The tools and products you need to stay active
by Vicky Uhland
The body has numerous points that act as heat conductors, so it doesn’t matter which one you choose to cool, as long as it works for you, says Teresa Frohman, PA-C, a clinical specialist at the Multiple Sclerosis Clinic at the University of Texas Southwestern.
Hands and feet
Try a high-tech cooling wrist or ankle wrap, or pre-moistened towels with built-in coolants, like Chill Towel, suggests Ashley Uyeshiro, OTD, OTR/L, assistant professor of clinical occupational therapy at the University of Southern California.
Head and neck
Numerous cooling neck wraps and scarves are available. Uyeshiro is a fan of Frogg Toggs’ Chilly Pad, which reaches an average of 20 degrees below the ambient temperature when wet. She and her clients also make their own cooling neck scarves and bandanas by placing crystal soil water beads used for gardening into scraps of fabric and sewing them up. The gardening beads are similar to the materials used in some commercially manufactured cooling scarves, and become soft and absorbent when they’re wet. Refrigerating the scarf makes them chilly.
For the head, “hats can have huge benefits,” says Uyeshiro, who recommends breathable straw hats with 360-degree brims to shade both noggin and neck. If that’s not your style, Polar Products makes baseball and bucket hats with inserts that contain water-absorbing crystals. Wet the fabric-covered insert, place it in a refrigerator or freezer, and then put it in the crown of the hat for up to two hours of heat relief. Too messy? Frogg Toggs makes a stylish Chilly Bean Cool Hat of breathable mesh and built-in Chilly Pad coolant.
A UV-protective umbrella, like the SunBLOK manufactured by GustBuster, can help you keep a cool head. This umbrella blocks 96 percent of UVA and UVB rays, and the temperature is up to 10 degrees cooler under the umbrella than outside of it, according to the company’s tests.
If you’re at home, an option is to lay your head on a pillow that has a refrigerated or frozen cooling pack tucked underneath it, inside the pillowcase. Some people also like the refreshing feeling of using a personal mister, like the ones made by Misty Mate.
For women, Polar Products and TaTa Coolerz make cooling inserts that can be placed inside a bra. These small fabric packs contain gel or crystals that can be refrigerated or frozen, and provide about an hour of heat relief. Another product, Hot Girls Pearls, consists of gel-filled “pearls” that can be frozen and worn as a necklace or bracelet.
Dave Bexfield, an Albuquerque writer who was diagnosed with MS in 2006 and is founder of the nonprofit website ActiveMSers.org, likes Cold Front packs for quick heat relief. These palm-sized packs come with their own insulated sunglass-sized case that contains a frozen cooling core.
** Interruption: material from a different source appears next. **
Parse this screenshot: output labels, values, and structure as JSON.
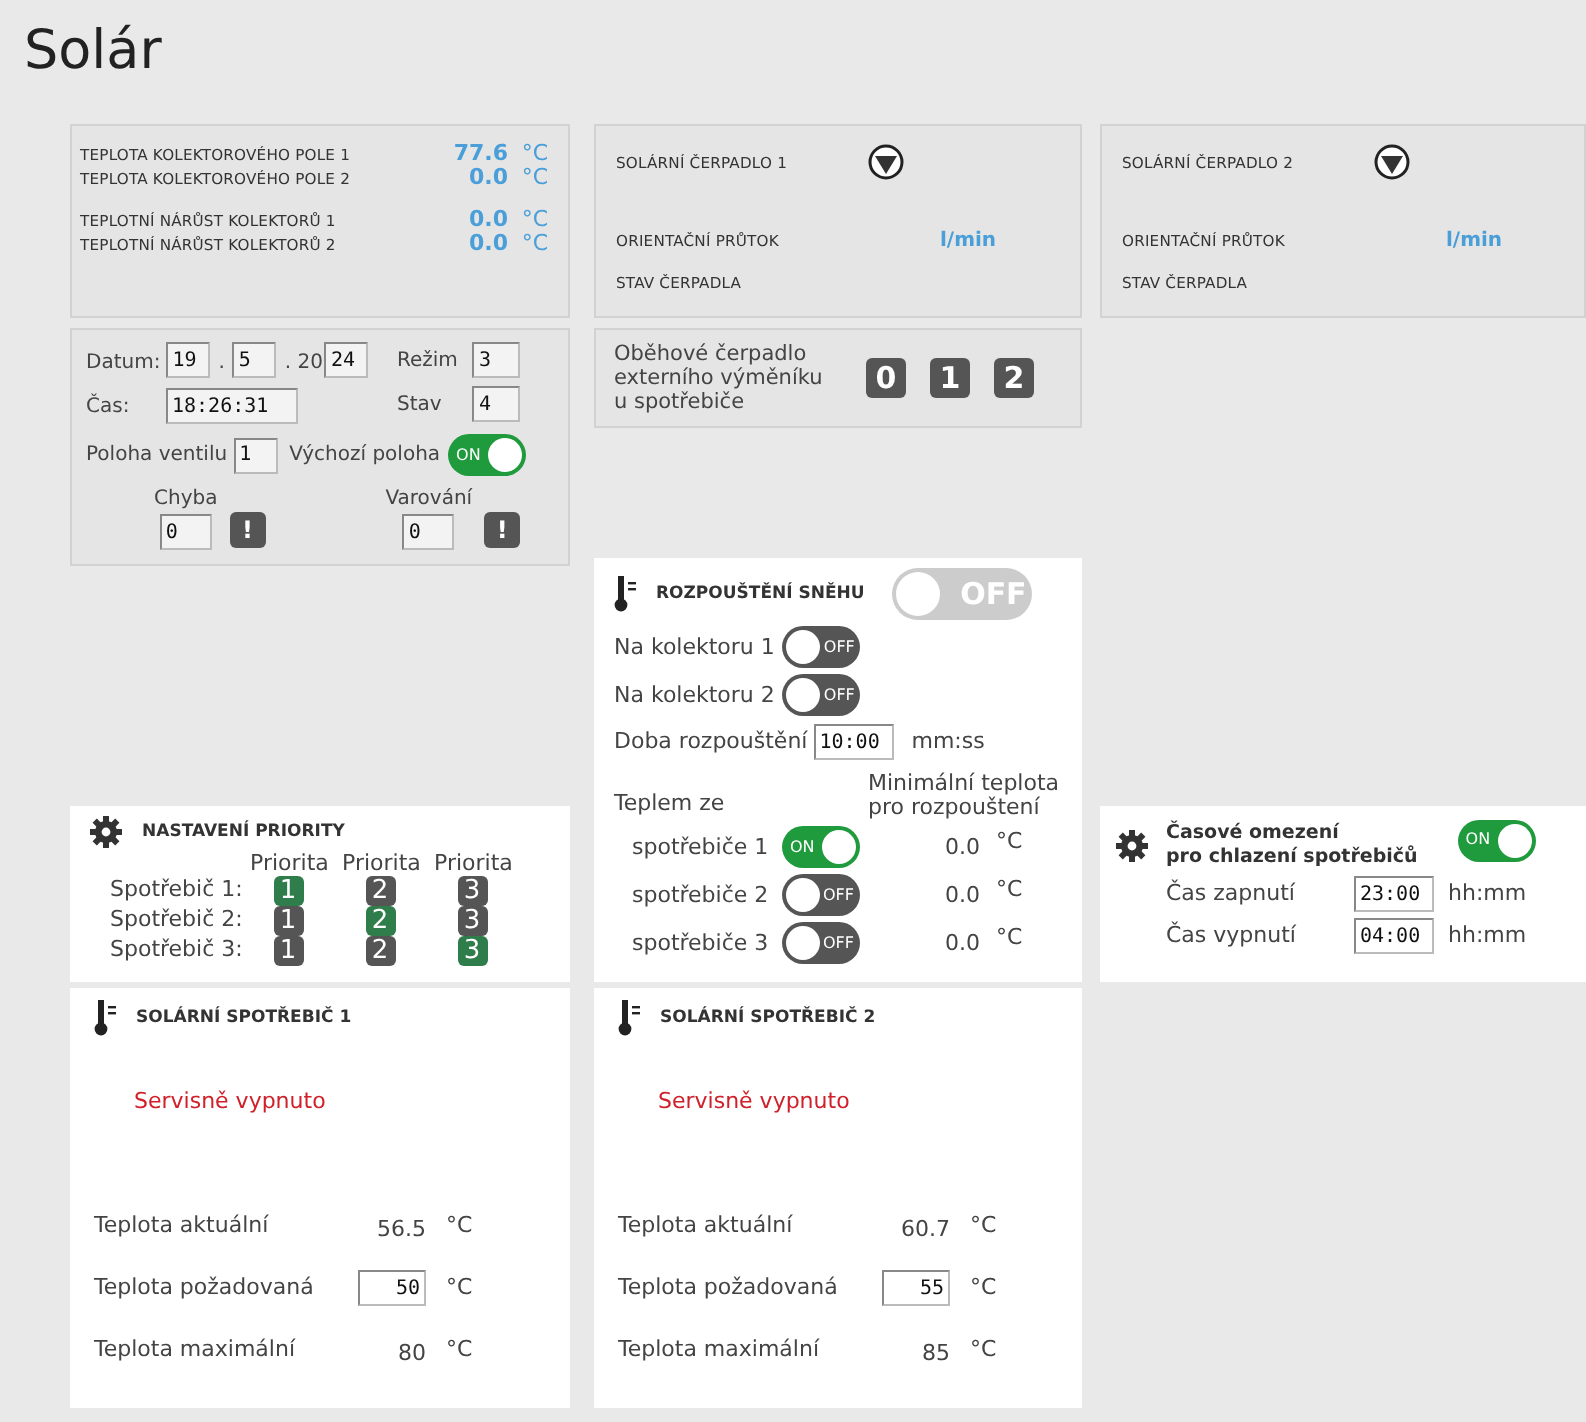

Tuck a pack wherever you need cooling—it lasts for about 10 minutes before it needs to be put back in the case for a 20-minute rechilling.
Vests may be the most well-known cooling product. Bambi Lint, diagnosed with MS in 2001, admits that she’s “too vain to wear a cooling vest. Sometimes I don’t want to look like I have MS.” She’s not alone. While there’s no question that vests can be bulky, unattractive and expensive they also are effective coolers, says Uyeshiro.
One compromise is a vest that can be worn under clothing. Glacier Tek, Steele, Polar Products and StaCool make cooling vests that wrap around your waist or torso, next to your skin or over a thin layer of clothing. Cooling inserts for the vests are refrigerated or frozen and provide as much as three hours of cooling.
Bexfield has self-tested nearly a dozen vests and says they should fit snugly to get the maximum cooling effect—otherwise you’re chilling the air and not your body. He also recommends freezing the gel or ice pack inserts that come with the vests in a mixture of ice, water and a teaspoon of salt. “The slurry will supercool those packs faster than even your freezer,” he says.
For other clothing, breathability is key. Workout gear has this down to a science, but physical and occupational therapists have mixed feelings about the form-fitting, wicking fabrics made by sporting goods companies. The tightness could help with balance, but could also make you feel hotter. Uyeshiro suggests experimenting with larger sizes to see if they seem more breathable.
Products to help you stay cool
For more information on cooling products and how to finance them, contact an MS Navigator at 1-800-344-4867.